What did the Romans ever do for us? Or more specifically, what did Caesar ever do for us, linguistically? The answer is: not as much as you might think.
A common misconception surrounding the great Roman emperor is that he donated his surname to the surgical method of childbirth, the Caesarean section, because this was the way he was born. However, although such operations did exist in ancient times, they would inevitably lead to the death of the mother, whereas Caesar’s mother, Aurelia Cotta, lived for another 46 years after Julius was born. In reality, the term comes from the Latin word caesus, meaning ‘to cut’. Still, it is quite probable that a predecessor of Julius was born by this method, leading to the family name; the Caesarean section gave the name to Caesar, not the other way around.
Another thing Julius Caesar didn’t give his name to is the Caesar salad. The dish was conceived by a Caesar Gardini, chef of Caesar’s Place in Tijuana, Mexico. One night, more diners arrived than he had anticipated and he had to put together a salad using the ingredients left in the fridge: lettuce, garlic, olive oil, cheese, eggs and croutons. The guests loved it and it went on to become known as the Caesar salad.

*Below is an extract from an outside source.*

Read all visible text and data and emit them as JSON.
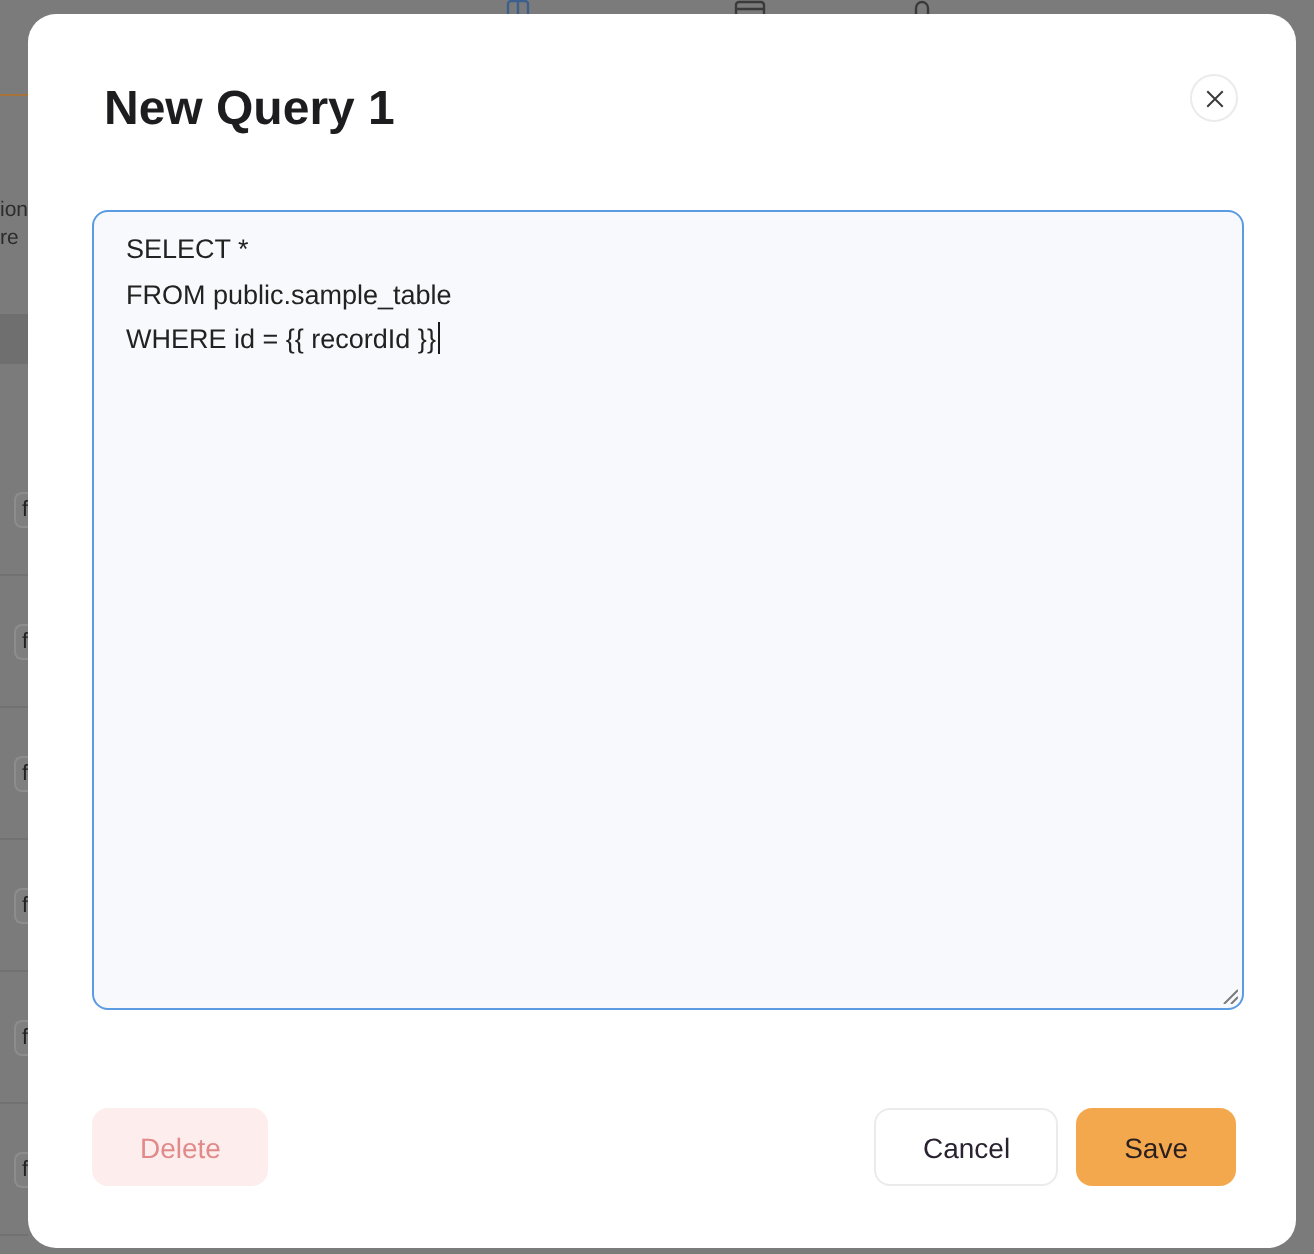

Julius did, on the other hand, lend his name to the Old English word casere which has since become archaic having been replaced by French and Latin equivalents. Casere was used as a title for emperors, particularly those between Augustus and Hadrian. In other languages, this evolved to become Kaiser in German and tsar in Russian.